Starting in the early nineteenth century, the twenty continental Latin American countries have had a succession of governments brought to power via military ‘golpes’. The idealistic Organization of American States, founded by Simon Bolivar in 1826, became the vehicle for American domination of the continent until, sixty years ago this month Fidel Castro and his ‘barbudos’ triumphantly entered Havana. The revolutionary government they established still rules the island today, its success largely due to the fact that it was composed of the same tightly knit group of men and women who fought together over several years to bring it to power. The second crucial but overlooked factor was the role played by Fidel Castros younger brother, Raul, who went to the Soviet Union for military training in the fifties and took his subsequent role as head of the Armed Forces seriously. I met him several times in 1964, and the key difference he identified between himself and his brother was their respective approaches to leadership. As he told me: Fidel has an idea and immediately identifies the right person to implement it, whereas i follow, follow from its start to completion,” drawing a diagram to illustrate his point. (diagram?)

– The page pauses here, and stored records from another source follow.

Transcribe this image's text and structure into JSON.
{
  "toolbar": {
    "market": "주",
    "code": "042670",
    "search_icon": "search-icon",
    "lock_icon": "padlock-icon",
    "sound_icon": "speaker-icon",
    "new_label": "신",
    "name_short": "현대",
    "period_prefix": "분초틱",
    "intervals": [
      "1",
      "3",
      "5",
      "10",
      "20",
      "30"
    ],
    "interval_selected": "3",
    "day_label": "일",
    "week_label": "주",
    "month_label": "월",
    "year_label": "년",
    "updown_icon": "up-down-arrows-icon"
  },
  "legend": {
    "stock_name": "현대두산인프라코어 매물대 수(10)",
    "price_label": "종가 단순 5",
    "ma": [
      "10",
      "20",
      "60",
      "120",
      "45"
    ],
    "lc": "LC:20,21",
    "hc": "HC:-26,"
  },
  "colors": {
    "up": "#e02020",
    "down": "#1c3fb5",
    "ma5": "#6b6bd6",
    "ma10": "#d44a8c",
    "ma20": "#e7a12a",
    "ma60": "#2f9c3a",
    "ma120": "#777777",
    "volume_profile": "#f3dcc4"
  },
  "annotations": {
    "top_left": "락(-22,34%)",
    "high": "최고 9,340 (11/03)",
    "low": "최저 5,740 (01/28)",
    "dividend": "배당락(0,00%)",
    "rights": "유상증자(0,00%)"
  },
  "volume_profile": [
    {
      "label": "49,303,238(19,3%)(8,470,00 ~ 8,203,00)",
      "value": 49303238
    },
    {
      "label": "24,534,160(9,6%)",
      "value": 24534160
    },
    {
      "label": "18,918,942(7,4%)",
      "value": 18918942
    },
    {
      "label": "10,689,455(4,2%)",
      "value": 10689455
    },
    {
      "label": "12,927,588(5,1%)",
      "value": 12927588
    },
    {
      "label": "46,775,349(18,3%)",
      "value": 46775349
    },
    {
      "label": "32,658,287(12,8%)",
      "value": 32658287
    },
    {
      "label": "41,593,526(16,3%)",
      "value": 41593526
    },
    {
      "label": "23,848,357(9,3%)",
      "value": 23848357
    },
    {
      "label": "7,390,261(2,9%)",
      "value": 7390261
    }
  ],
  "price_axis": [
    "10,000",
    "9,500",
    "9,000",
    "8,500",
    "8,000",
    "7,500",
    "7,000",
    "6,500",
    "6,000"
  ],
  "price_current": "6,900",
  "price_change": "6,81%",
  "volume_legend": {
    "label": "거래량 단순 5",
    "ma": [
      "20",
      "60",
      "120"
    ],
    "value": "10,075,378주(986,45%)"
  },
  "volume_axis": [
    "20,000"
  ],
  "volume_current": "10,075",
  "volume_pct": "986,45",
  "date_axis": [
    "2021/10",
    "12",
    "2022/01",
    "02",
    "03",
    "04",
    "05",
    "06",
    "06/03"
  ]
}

After the revolution, as head of the Cuban Armed Forces, Rauls role was crucial to the successful implementation of government programs. During hurricane season, while Cuba’s neighbors suffer huge losses of life and damage, Cubans are efficiently evacuated by the army, as they have been since the Revolution came to power, causing me to ask be-nighted Americans whether they would rather be Cubans or Haitians during those times.

When Fidel died, Raul took over as President and oversaw the semi-reconciliation that took place under Barack Obama. Trump allowed that situation to lapse, and now his National Security Advisor John Bolton contemplates sending 5,000 troops to Columbia, which would put it on the ground in the world’s largest drug hub. Ironically, significant numbers of the million hungry Venezuelans who fled there have been recruited into the left-wing FARC guerrilla group.

As Venezuela is threatened with civil war over Trump’s recognition of a young ‘golpista’, Congress has been hearing testimony from the heads of the seventeen (!) intelligence organizations regarding the various ‘threats’ facing the United States. Never mind that in the eyes of the world, it is the US, the only country maintaining over eight hundred foreign military bases, that constitutes a threat to world peace: like all old folks, Uncle Sam sees enemies everywhere, but that’s because he is determined to remain the world’s hegemon. One prominent newscaster justified referring to Russia as an enemy by saying: “They don’t want us to succeed.”

As Donald Trump is excoriated for standing up to his intelligence organizations’ cries of ‘Wolf!’, insisting that we should cultivate good relations with other leaders, one is reminded of George W Bush’s anguished question after 9/11: “Why do they hate us?” Our foreign policy establishment has learned nothing since that attack, as we continue to insist that ‘America is a force (sic) for good….’ As contenders for next year’s presidential election present their programs, they cannot reveal to the American people that the majority of countries, no matter their financial situation, provide free medical care for all. Only the ‘extreme left’ claims that the wealthiest country in the world could easily afford to do this. But even America’s ardent reformers cannot admit that the limiting factor is the money it insists on spending to “spread democracy” at the end of a rifle, not only in Latin America, but around the world.

Deena Stryker is an international expert, author and journalist that has been at the forefront of international politics for over thirty years, exlusively for the online journal “New Eastern Outlook”.


×
Please select digest to download:
×